|The Frankfurt-Tipp rating:|
|Original title:||La Belle Saison|
|Production country:||Frankreich 2015|
|Running time:||Approx. 105 min.|
France in the 1970s: 23-year-old Delphine (Izïa Higelin) feels trapped in a far-too-tight corset of narrow-mindedness and extremely conservative morals. Here, on her parents' farm, she cannot live out her desire for freedom and her love of women. To find happiness, she decides to go to Paris. Here she quickly succumbs to the charms of Carole (Cécile de France), an extroverted feminist. Although the latter is actually in a happy relationship with a man, Carole also begins to feel attracted to Delphine. A passionate love develops between the two, which seems to be exactly what Delphine has been longing for all these years. But when her father (Jean-Henri Compère) becomes seriously ill, she must go back to her parents' farm to stand by her mother (Noèmie Lvovsky). When Carole decides to follow Delphine, the women begin not only a summer of passion, but also a severe test of their still-fresh love.
La Belle Saison tells a moving love story, which director Catherine Corsini has realized very sensitively and sensually. With two strong leading actresses, she shows how two very dissimilar women find each other, only to have to fight against societal and family pressures. Corsini perfectly captures the attitude towards life in the 1970s and shows the strong discrepancy between the moral standards in a city like Paris and the rural province. This also makes it easy to understand why Delphine feels trapped in her hometown and why she is so fascinated by a woman like Carole from the very first moment. After all, the young activist seems to embody everything Delphine would like to be. But at the same time, it also becomes clear that she is more affected by life in the country than she might have thought, and that sometimes she just can't get out of her skin. Carole does manage to free her from these shackles at times, though, and it's in these brief moments that you can tell Delphine is genuinely happy.
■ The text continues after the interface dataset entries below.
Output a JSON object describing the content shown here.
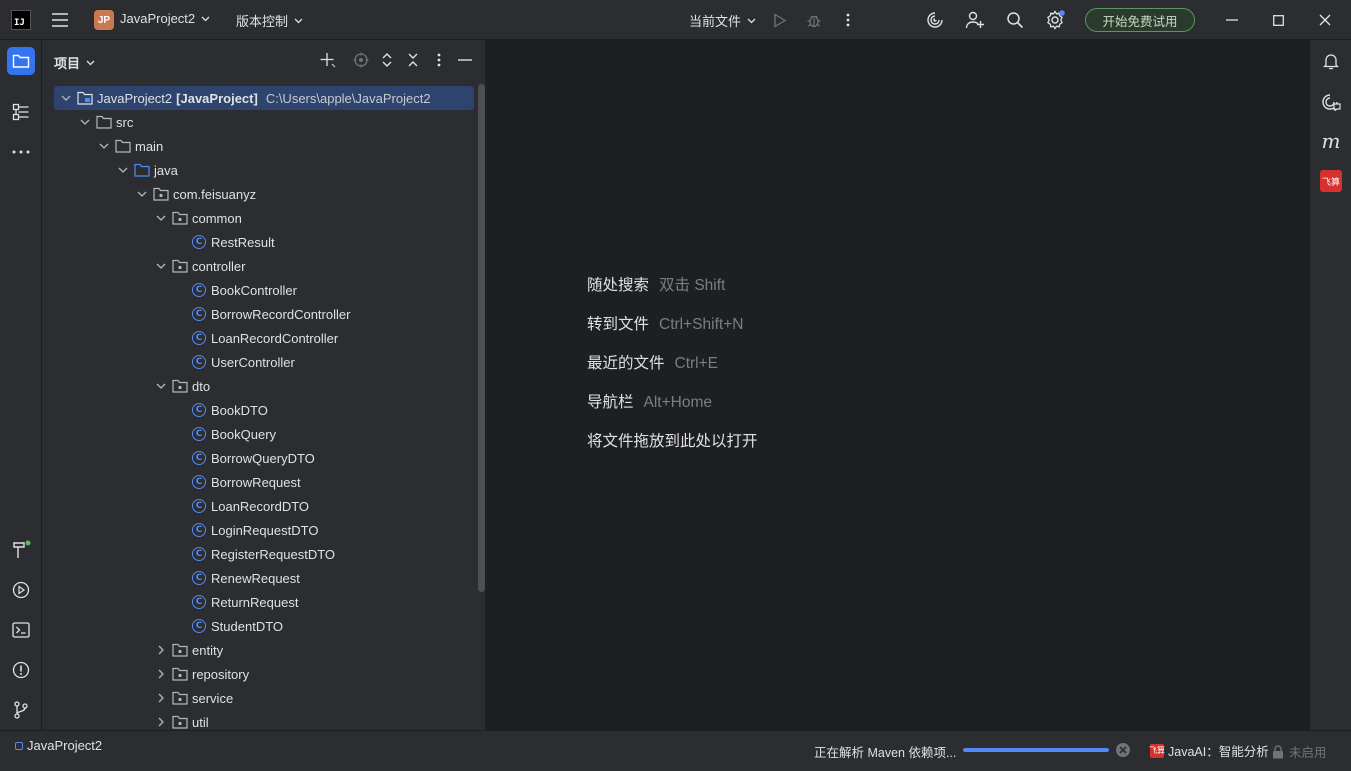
{
  "titlebar": {
    "app_logo": "IJ",
    "project_badge": "JP",
    "project_name": "JavaProject2",
    "vcs_label": "版本控制",
    "current_file_label": "当前文件",
    "trial_button": "开始免费试用",
    "icons": [
      "menu-icon",
      "run-icon",
      "debug-icon",
      "more-icon",
      "ai-assistant-icon",
      "add-user-icon",
      "search-icon",
      "settings-icon",
      "minimize-icon",
      "maximize-icon",
      "close-icon"
    ]
  },
  "panel": {
    "title": "项目",
    "tree": [
      {
        "depth": 0,
        "type": "module",
        "expanded": true,
        "label": "JavaProject2",
        "bold": "[JavaProject]",
        "path": "C:\\Users\\apple\\JavaProject2",
        "selected": true
      },
      {
        "depth": 1,
        "type": "folder",
        "expanded": true,
        "label": "src"
      },
      {
        "depth": 2,
        "type": "folder",
        "expanded": true,
        "label": "main"
      },
      {
        "depth": 3,
        "type": "source-folder",
        "expanded": true,
        "label": "java"
      },
      {
        "depth": 4,
        "type": "package",
        "expanded": true,
        "label": "com.feisuanyz"
      },
      {
        "depth": 5,
        "type": "package",
        "expanded": true,
        "label": "common"
      },
      {
        "depth": 6,
        "type": "class",
        "label": "RestResult"
      },
      {
        "depth": 5,
        "type": "package",
        "expanded": true,
        "label": "controller"
      },
      {
        "depth": 6,
        "type": "class",
        "label": "BookController"
      },
      {
        "depth": 6,
        "type": "class",
        "label": "BorrowRecordController"
      },
      {
        "depth": 6,
        "type": "class",
        "label": "LoanRecordController"
      },
      {
        "depth": 6,
        "type": "class",
        "label": "UserController"
      },
      {
        "depth": 5,
        "type": "package",
        "expanded": true,
        "label": "dto"
      },
      {
        "depth": 6,
        "type": "class",
        "label": "BookDTO"
      },
      {
        "depth": 6,
        "type": "class",
        "label": "BookQuery"
      },
      {
        "depth": 6,
        "type": "class",
        "label": "BorrowQueryDTO"
      },
      {
        "depth": 6,
        "type": "class",
        "label": "BorrowRequest"
      },
      {
        "depth": 6,
        "type": "class",
        "label": "LoanRecordDTO"
      },
      {
        "depth": 6,
        "type": "class",
        "label": "LoginRequestDTO"
      },
      {
        "depth": 6,
        "type": "class",
        "label": "RegisterRequestDTO"
      },
      {
        "depth": 6,
        "type": "class",
        "label": "RenewRequest"
      },
      {
        "depth": 6,
        "type": "class",
        "label": "ReturnRequest"
      },
      {
        "depth": 6,
        "type": "class",
        "label": "StudentDTO"
      },
      {
        "depth": 5,
        "type": "package",
        "expanded": false,
        "label": "entity"
      },
      {
        "depth": 5,
        "type": "package",
        "expanded": false,
        "label": "repository"
      },
      {
        "depth": 5,
        "type": "package",
        "expanded": false,
        "label": "service"
      },
      {
        "depth": 5,
        "type": "package",
        "expanded": false,
        "label": "util"
      }
    ]
  },
  "editor": {
    "hints": [
      {
        "label": "随处搜索",
        "key": "双击 Shift"
      },
      {
        "label": "转到文件",
        "key": "Ctrl+Shift+N"
      },
      {
        "label": "最近的文件",
        "key": "Ctrl+E"
      },
      {
        "label": "导航栏",
        "key": "Alt+Home"
      },
      {
        "label": "将文件拖放到此处以打开",
        "key": ""
      }
    ]
  },
  "right_strip": {
    "m_label": "m",
    "feisuan_label": "飞算"
  },
  "status": {
    "project": "JavaProject2",
    "task": "正在解析 Maven 依赖项...",
    "progress": 1.0,
    "ai_badge": "飞算",
    "ai_label": "JavaAI：智能分析",
    "lock_label": "未启用"
  },
  "colors": {
    "accent": "#3574f0",
    "selection": "#2e436e",
    "class_icon": "#548af7",
    "trial_border": "#57965c"
  }
}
That these moments work is also due to the very uninhibited, absolutely not striking handling of nudity, through which the love scenes between the two women seem very authentic and not at all voyeuristic. It is this naturalness that makes this love story so believable and moving. The story could have used a few more dramatic climaxes, because especially in the middle part it's a little bit rippling. But on the other hand, the whole thing fits well with the supposedly idyllic summer atmosphere in which the two lovers feel so happy and safe - until reality catches up with them again. Still, don't expect much pacing here. Rather, one must be able to adjust to a gently rushing narrative flow in order to enjoy not only the beauty of the images, but also that of the story.
Towards the end, however, the staging becomes rather conventional and the end of the film is too reminiscent of a thematically similar French work from the recent past (even if program cinema lovers will immediately know which film we are talking about here, it should of course not be mentioned here). Nevertheless, even though there are a few lengths and the story offers few surprises after a strong beginning, the strong actresses and the sensitive staging are able to reach the hearts of their audience. This makes the romantic drama for fans of European arthouse cinema and stirring women's films also on balance: absolutely worth seeing!
An article by Frankfurt-Tipp